## How to complete this task
Here are some records; copy every line that holds the word "title".

+ + +

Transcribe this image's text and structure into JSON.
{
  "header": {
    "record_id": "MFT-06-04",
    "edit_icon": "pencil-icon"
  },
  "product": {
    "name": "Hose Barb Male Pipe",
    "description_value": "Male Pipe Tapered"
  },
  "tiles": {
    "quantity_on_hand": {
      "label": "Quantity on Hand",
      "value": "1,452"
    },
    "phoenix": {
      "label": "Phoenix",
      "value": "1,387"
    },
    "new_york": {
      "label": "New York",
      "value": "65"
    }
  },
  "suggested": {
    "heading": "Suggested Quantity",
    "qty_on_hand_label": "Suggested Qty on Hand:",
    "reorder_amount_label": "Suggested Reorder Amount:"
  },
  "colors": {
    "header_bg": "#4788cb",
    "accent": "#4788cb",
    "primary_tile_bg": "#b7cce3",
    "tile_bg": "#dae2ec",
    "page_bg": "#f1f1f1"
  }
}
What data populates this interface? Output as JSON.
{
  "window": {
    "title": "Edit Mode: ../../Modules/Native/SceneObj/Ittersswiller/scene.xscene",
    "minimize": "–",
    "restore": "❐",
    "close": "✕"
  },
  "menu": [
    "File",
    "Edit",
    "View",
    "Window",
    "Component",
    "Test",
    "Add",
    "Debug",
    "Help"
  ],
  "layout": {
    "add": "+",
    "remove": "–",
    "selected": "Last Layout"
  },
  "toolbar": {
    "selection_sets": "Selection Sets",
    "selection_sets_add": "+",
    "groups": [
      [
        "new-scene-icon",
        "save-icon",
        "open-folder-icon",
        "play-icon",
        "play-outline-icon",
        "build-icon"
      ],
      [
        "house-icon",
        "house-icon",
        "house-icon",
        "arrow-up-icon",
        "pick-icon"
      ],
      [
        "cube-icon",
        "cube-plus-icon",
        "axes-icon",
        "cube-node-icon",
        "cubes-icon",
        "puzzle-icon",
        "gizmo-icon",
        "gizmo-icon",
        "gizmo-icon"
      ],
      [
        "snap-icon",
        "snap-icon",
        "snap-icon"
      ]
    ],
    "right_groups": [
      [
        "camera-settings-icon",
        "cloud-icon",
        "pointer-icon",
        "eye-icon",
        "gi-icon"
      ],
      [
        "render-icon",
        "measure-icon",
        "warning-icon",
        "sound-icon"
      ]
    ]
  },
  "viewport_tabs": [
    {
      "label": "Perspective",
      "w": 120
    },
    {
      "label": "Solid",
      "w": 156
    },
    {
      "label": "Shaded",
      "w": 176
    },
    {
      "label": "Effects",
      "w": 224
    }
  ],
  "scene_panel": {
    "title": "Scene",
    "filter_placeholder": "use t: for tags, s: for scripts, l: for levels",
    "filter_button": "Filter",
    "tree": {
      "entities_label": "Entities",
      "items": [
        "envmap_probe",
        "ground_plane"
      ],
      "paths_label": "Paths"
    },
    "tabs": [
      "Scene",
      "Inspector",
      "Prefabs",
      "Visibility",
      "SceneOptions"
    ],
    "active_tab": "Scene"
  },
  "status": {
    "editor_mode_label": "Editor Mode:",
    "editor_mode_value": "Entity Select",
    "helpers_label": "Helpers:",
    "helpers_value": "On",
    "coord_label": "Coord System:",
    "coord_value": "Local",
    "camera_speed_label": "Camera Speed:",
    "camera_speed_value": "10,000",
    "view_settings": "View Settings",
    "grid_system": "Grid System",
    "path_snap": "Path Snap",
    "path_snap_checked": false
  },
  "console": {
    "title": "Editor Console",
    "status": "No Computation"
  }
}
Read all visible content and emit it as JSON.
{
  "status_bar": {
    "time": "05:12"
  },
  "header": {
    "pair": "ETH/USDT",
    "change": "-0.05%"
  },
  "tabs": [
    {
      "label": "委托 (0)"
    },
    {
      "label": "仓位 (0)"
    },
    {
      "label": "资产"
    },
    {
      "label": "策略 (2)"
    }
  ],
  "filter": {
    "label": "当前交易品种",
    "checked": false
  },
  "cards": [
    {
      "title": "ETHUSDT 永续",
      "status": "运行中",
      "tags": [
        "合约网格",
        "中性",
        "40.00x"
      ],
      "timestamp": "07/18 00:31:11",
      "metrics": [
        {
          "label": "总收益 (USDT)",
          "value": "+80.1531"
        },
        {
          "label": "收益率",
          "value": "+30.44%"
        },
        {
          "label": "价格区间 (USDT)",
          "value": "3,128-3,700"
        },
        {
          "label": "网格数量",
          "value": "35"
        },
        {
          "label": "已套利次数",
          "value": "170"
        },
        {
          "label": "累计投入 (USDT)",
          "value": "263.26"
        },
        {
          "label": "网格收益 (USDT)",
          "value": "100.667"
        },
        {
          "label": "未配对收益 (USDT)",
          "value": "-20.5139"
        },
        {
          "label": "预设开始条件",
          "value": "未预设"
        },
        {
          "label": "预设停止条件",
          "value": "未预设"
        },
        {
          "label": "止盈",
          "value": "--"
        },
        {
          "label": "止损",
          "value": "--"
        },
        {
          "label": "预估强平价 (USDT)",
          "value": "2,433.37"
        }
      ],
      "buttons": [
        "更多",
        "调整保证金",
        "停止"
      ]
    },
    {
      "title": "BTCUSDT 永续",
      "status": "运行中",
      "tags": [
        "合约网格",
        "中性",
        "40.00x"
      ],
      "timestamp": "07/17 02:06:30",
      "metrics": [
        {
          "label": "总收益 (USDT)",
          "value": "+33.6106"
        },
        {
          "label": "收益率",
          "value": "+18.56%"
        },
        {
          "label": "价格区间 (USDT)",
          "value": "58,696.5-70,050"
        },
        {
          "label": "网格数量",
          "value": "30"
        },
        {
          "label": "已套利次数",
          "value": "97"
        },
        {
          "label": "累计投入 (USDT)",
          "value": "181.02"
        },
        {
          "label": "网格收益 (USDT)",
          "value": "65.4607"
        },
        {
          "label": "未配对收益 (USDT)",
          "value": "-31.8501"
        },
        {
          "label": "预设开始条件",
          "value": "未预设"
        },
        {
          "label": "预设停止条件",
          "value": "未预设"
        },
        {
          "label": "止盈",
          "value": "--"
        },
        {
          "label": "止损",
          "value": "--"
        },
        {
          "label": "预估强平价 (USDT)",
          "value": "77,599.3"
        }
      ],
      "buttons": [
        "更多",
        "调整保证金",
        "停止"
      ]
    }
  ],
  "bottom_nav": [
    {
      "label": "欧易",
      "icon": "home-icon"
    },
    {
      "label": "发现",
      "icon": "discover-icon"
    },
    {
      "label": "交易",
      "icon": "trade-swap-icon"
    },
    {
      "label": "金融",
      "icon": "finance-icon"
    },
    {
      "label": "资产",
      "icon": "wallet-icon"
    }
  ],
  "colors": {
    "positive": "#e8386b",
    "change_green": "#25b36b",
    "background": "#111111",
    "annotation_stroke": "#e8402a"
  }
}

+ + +

## Solution for this task
    "title": "Edit Mode: ../../Modules/Native/SceneObj/Ittersswiller/scene.xscene",
    "title": "Scene",
    "title": "Editor Console",
      "title": "ETHUSDT 永续",
      "title": "BTCUSDT 永续",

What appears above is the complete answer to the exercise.